The Audit will assess the water industry’s current skills needs and skills requirements into the future. To take part click here.
LIMITED SPACES LEFT! - AWA Workshop: Predictive Tools for Chemical Risk Analysis and Management of Water - 13 October, Melbourne
Fugacity modelling is a tool that can be employed to investigate the physical and chemical properties that influence the behaviour of chemicals in water and wastewater streams. The process employs an understanding of the behaviour of chemical pollutants in various environments and can assist the decision making process with regards to management of chemicals in water. This workshop will examine applications of fugacity modelling by exploring practical examples and demonstrating its relevance to the water sector. For more information and registration click here.
There are 55 jobs on the H2Oz website. View them here
Job of the week:
Water Supply Modeller
Queensland Water Commission Business Development/Consulting/SalesBrisbane metropolitan
$79,878 - $87,233 p.a.
This position provides specialist skills in water supply modelling to support the provision of safe and secure water supplies for SEQ.
Closing Date: 23/09/2011
If you would like to advertise a tender on the AWA website please contact Lian Turk.
• Singapore’s average annual rainfall is more than double that of notoriously soggy Britain, so the casual observer might be surprised to learn that the place has a shortage of drinking water. Yet with around 7,000 people per square kilometre, Singapore is the third most densely populated country in the world. Its land mass is not large enough to supply its 5m inhabitants with water. (The Economist)
• A new water sharing and storage arrangement for the Murray-Darling Basin has come into effect between South Australia and the eastern states. (ABC)
• Sydneysiders face steep rises in water bills, despite making big reductions in the amount of water they use. (SMH)
• Rainwater is flowing out to sea as consumers pay an extra $100 a year to drink desalinated water. (Sun Herald)

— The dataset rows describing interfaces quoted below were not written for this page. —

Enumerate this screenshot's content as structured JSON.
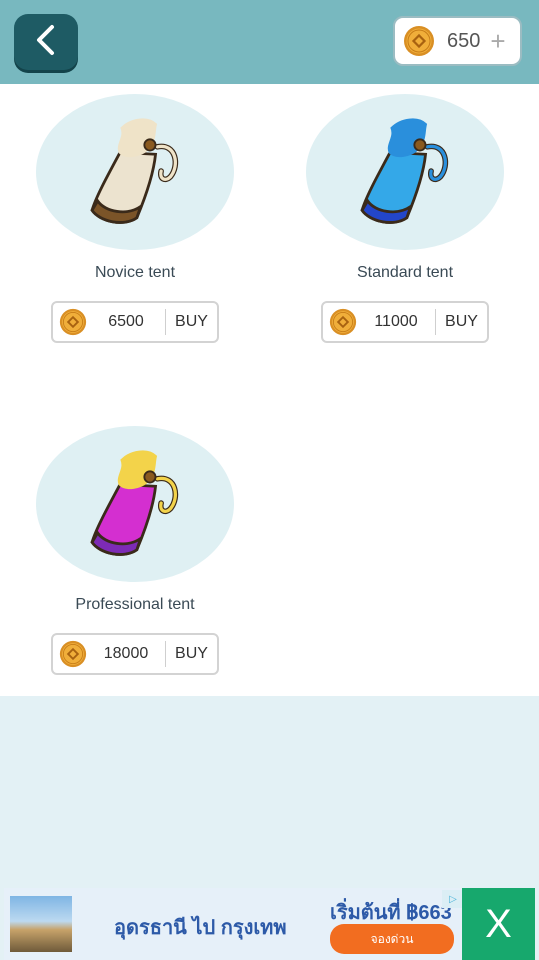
{
  "header": {
    "coins": "650",
    "plus_label": "+"
  },
  "items": [
    {
      "name": "Novice tent",
      "price": "6500",
      "buy_label": "BUY",
      "colors": {
        "body": "#ece3cf",
        "band": "#7b5428",
        "tie": "#efe3c8"
      }
    },
    {
      "name": "Standard tent",
      "price": "11000",
      "buy_label": "BUY",
      "colors": {
        "body": "#34a8e8",
        "band": "#2346c9",
        "tie": "#2a8fdc"
      }
    },
    {
      "name": "Professional tent",
      "price": "18000",
      "buy_label": "BUY",
      "colors": {
        "body": "#d42fd0",
        "band": "#7d2bb5",
        "tie": "#f3d34a"
      }
    }
  ],
  "ad": {
    "title": "อุดรธานี ไป กรุงเทพ",
    "price": "เริ่มต้นที่ ฿663",
    "book_label": "จองด่วน",
    "ad_marker": "▷",
    "close_label": "X"
  },
  "colors": {
    "header_bg": "#78b8bf",
    "back_button": "#1e5b64",
    "coin_gold": "#e8a432",
    "page_bg": "#e3f1f5",
    "ad_close": "#17a86d"
  }
}
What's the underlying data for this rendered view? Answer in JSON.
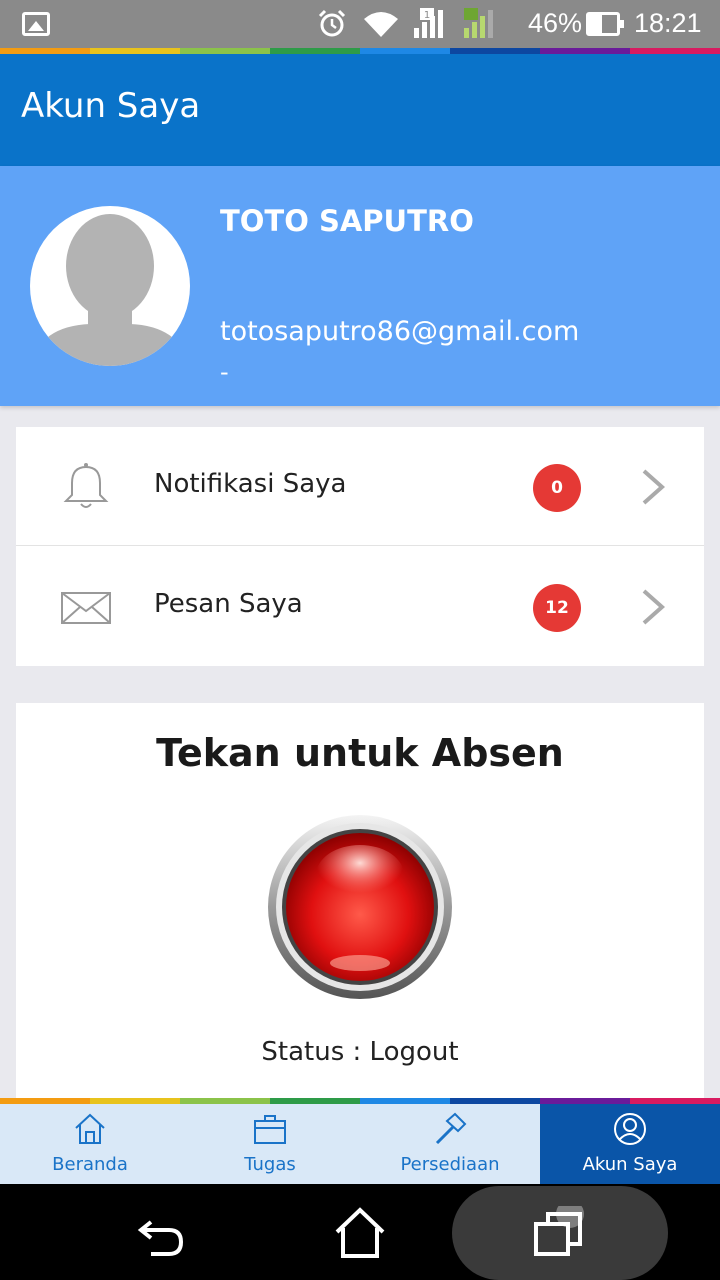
{
  "status_bar": {
    "battery_percent": "46%",
    "time": "18:21",
    "icons": [
      "gallery-icon",
      "alarm-icon",
      "wifi-icon",
      "signal-sim1-icon",
      "signal-sim2-icon",
      "battery-icon"
    ]
  },
  "app_bar": {
    "title": "Akun Saya"
  },
  "profile": {
    "name": "TOTO SAPUTRO",
    "email": "totosaputro86@gmail.com",
    "extra": "-"
  },
  "menu": {
    "items": [
      {
        "label": "Notifikasi Saya",
        "badge": "0",
        "icon": "bell-icon"
      },
      {
        "label": "Pesan Saya",
        "badge": "12",
        "icon": "envelope-icon"
      }
    ]
  },
  "absen": {
    "title": "Tekan untuk Absen",
    "status": "Status : Logout"
  },
  "bottom_nav": {
    "items": [
      {
        "label": "Beranda",
        "icon": "home-icon",
        "active": false
      },
      {
        "label": "Tugas",
        "icon": "briefcase-icon",
        "active": false
      },
      {
        "label": "Persediaan",
        "icon": "hammer-icon",
        "active": false
      },
      {
        "label": "Akun Saya",
        "icon": "user-icon",
        "active": true
      }
    ]
  },
  "colors": {
    "app_bar": "#0a73c9",
    "profile_bg": "#5fa3f7",
    "badge": "#e53935",
    "nav_bg": "#d9e8f7",
    "nav_active": "#0a55a8",
    "rainbow": [
      "#f39c12",
      "#e8c31d",
      "#8bc34a",
      "#2e9b48",
      "#1e88e5",
      "#0d47a1",
      "#6a1b9a",
      "#d81b60"
    ]
  }
}
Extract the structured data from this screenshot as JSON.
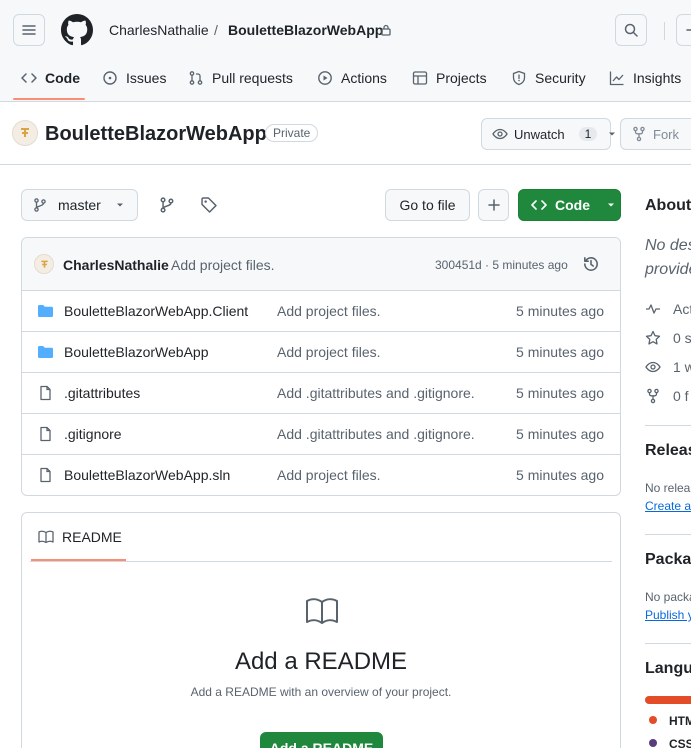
{
  "header": {
    "owner": "CharlesNathalie",
    "separator": "/",
    "repo": "BouletteBlazorWebApp"
  },
  "tabs": [
    {
      "label": "Code",
      "icon": "code-icon"
    },
    {
      "label": "Issues",
      "icon": "issue-icon"
    },
    {
      "label": "Pull requests",
      "icon": "pull-request-icon"
    },
    {
      "label": "Actions",
      "icon": "play-icon"
    },
    {
      "label": "Projects",
      "icon": "table-icon"
    },
    {
      "label": "Security",
      "icon": "shield-icon"
    },
    {
      "label": "Insights",
      "icon": "graph-icon"
    }
  ],
  "repo": {
    "name": "BouletteBlazorWebApp",
    "visibility": "Private",
    "watch_label": "Unwatch",
    "watch_count": "1",
    "fork_label": "Fork"
  },
  "toolbar": {
    "branch": "master",
    "go_to_file": "Go to file",
    "code_label": "Code"
  },
  "commit": {
    "author": "CharlesNathalie",
    "message": "Add project files.",
    "hash_time": "300451d · 5 minutes ago"
  },
  "files": [
    {
      "type": "folder",
      "name": "BouletteBlazorWebApp.Client",
      "message": "Add project files.",
      "time": "5 minutes ago"
    },
    {
      "type": "folder",
      "name": "BouletteBlazorWebApp",
      "message": "Add project files.",
      "time": "5 minutes ago"
    },
    {
      "type": "file",
      "name": ".gitattributes",
      "message": "Add .gitattributes and .gitignore.",
      "time": "5 minutes ago"
    },
    {
      "type": "file",
      "name": ".gitignore",
      "message": "Add .gitattributes and .gitignore.",
      "time": "5 minutes ago"
    },
    {
      "type": "file",
      "name": "BouletteBlazorWebApp.sln",
      "message": "Add project files.",
      "time": "5 minutes ago"
    }
  ],
  "readme": {
    "tab_label": "README",
    "heading": "Add a README",
    "description": "Add a README with an overview of your project.",
    "button": "Add a README"
  },
  "sidebar": {
    "about": "About",
    "desc_line1": "No des",
    "desc_line2": "provide",
    "activity": "Act",
    "stars": "0 s",
    "watching": "1 w",
    "forks": "0 f",
    "releases": "Releas",
    "releases_text": "No relea",
    "releases_link": "Create a",
    "packages": "Packag",
    "packages_text": "No packa",
    "packages_link": "Publish y",
    "languages": "Langua",
    "lang1": "HTM",
    "lang2": "CSS"
  },
  "colors": {
    "accent": "#1f883d",
    "link": "#0969da",
    "underline": "#fd8c73",
    "lang_html": "#e34c26",
    "lang_css": "#563d7c",
    "folder": "#54aeff"
  }
}
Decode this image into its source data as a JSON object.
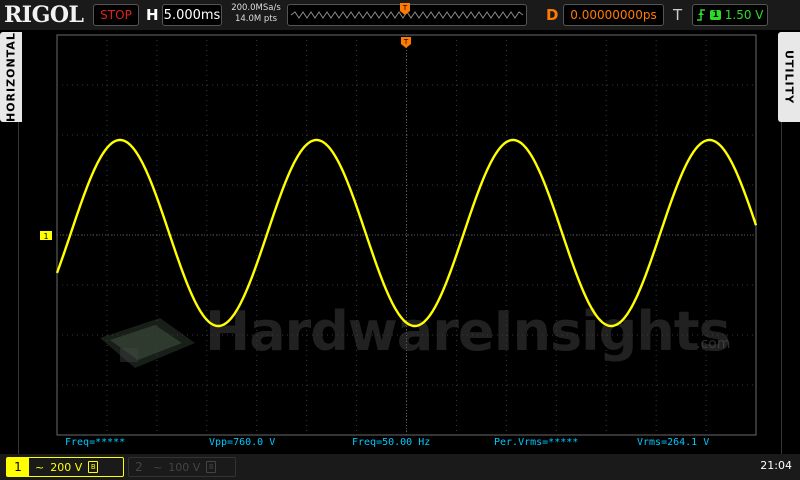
{
  "brand": "RIGOL",
  "status": "STOP",
  "timebase": {
    "label": "H",
    "value": "5.000ms"
  },
  "sample": {
    "rate": "200.0MSa/s",
    "points": "14.0M pts"
  },
  "delay": {
    "label": "D",
    "value": "0.00000000ps"
  },
  "trigger": {
    "label": "T",
    "source": "1",
    "level": "1.50 V",
    "slope_icon": "rising-edge-icon"
  },
  "side_tabs": {
    "left": "HORIZONTAL",
    "right": "UTILITY"
  },
  "measurements": [
    {
      "text": "Freq=*****"
    },
    {
      "text": "Vpp=760.0 V"
    },
    {
      "text": "Freq=50.00 Hz"
    },
    {
      "text": "Per.Vrms=*****"
    },
    {
      "text": "Vrms=264.1 V"
    }
  ],
  "channels": [
    {
      "num": "1",
      "coupling": "~",
      "scale": "200 V",
      "active": true
    },
    {
      "num": "2",
      "coupling": "~",
      "scale": "100 V",
      "active": false
    }
  ],
  "clock": "21:04",
  "watermark": {
    "text": "HardwareInsights",
    "suffix": ".com"
  },
  "ch1_marker": "1",
  "colors": {
    "ch1": "#ffff00",
    "accent": "#ff7a00",
    "trigger": "#2bdc2b",
    "measure": "#00c8ff",
    "status": "#e02020"
  }
}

• Three former Liberal MPs have been appointed to Victorian water company boards, leading to immediate "jobs for the boys'' accusations against the Baillieu government. (The Age)
• A major restructure of Tasmania's water and sewerage corporations is set to save $2.3 million, prompting calls for further streamlining of the system. (Launceston Examiner)
• Murray-Darling Basin Authority chairman Craig Knowles says a long-awaited management plan for Australia's largest river system will be released in November. (ABC)
• More than 2300 water mains have burst or leaked since March last year, wasting billions of litres of water, SA Water has revealed. (Adelaide Advertiser)
• The body that oversees Tasmania's three regional water and sewerage corporations will be downsized. (Tasmanian Mercury)
• Hunter Water in New South Wales is doing the work that in Tasmania is done by four water and sewerage corporations. Hunter Water Corporation provides water and sewerage to 520,000 people. (Launceston Examiner)
• Offsetting carbon emissions for Canberra's major water security projects has cost Actew, and therefore all water users, about $15.5 million. (Canberra Times)
• Water authorities will press ahead with plans to charge Adelaide Hills farmers for using water from their private dams. (Adelaide Advertiser)